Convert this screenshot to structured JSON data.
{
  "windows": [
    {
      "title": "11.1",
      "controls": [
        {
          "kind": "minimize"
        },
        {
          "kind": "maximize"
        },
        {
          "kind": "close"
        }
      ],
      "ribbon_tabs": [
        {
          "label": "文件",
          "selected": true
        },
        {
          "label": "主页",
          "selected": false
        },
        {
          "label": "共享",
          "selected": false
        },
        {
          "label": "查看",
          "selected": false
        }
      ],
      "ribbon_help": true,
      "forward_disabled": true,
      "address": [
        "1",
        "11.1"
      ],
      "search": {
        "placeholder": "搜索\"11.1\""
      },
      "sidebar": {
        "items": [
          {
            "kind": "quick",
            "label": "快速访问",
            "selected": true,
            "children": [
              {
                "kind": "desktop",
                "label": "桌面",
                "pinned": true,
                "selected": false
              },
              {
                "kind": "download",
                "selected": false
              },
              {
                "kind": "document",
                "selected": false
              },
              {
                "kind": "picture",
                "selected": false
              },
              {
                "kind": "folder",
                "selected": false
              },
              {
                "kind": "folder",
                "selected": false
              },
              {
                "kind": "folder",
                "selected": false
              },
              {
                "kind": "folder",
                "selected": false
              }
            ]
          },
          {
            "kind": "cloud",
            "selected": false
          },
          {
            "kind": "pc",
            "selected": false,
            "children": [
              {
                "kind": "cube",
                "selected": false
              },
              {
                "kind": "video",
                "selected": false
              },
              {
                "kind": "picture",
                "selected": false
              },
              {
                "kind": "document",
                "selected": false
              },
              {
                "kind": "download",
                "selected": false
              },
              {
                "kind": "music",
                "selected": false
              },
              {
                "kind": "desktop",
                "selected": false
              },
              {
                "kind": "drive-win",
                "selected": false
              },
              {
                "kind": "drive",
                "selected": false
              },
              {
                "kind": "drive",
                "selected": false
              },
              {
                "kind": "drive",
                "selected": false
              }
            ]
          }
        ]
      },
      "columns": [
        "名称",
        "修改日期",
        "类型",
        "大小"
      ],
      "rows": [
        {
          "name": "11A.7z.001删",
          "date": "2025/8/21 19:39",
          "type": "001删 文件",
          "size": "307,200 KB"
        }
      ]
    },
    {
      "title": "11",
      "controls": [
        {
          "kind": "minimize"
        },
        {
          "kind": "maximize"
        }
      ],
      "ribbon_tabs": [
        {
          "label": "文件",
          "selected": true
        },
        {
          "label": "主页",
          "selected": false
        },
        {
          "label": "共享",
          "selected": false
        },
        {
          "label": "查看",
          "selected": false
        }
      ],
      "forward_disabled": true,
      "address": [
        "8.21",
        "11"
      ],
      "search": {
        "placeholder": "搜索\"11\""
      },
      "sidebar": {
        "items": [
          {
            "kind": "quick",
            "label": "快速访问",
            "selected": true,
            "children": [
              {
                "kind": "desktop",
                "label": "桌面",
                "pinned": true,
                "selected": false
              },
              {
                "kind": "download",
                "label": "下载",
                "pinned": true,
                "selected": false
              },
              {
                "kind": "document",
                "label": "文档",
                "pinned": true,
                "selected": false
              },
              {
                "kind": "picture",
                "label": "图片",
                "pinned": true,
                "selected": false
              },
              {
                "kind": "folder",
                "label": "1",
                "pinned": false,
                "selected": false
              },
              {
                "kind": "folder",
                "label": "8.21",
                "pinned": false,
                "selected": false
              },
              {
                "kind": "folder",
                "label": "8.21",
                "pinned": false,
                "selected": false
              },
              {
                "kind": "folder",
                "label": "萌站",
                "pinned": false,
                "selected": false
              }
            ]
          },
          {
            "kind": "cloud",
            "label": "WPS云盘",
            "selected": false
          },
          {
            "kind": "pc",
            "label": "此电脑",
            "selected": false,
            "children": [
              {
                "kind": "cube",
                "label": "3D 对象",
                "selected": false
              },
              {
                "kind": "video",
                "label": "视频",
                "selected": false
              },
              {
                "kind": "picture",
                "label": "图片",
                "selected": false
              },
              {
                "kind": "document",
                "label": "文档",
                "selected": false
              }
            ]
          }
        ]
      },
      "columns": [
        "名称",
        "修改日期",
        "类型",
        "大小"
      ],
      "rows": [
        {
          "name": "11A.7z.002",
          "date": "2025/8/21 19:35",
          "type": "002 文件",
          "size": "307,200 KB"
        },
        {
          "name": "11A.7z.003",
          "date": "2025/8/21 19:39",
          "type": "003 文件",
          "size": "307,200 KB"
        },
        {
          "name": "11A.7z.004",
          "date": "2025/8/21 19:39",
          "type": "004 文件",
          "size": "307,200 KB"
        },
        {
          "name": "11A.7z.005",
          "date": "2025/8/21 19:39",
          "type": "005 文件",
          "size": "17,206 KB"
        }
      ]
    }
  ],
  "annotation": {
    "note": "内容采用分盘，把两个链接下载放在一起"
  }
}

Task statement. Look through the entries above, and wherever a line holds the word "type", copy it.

Solution to this exercise.
          "type": "001删 文件",
          "type": "002 文件",
          "type": "003 文件",
          "type": "004 文件",
          "type": "005 文件",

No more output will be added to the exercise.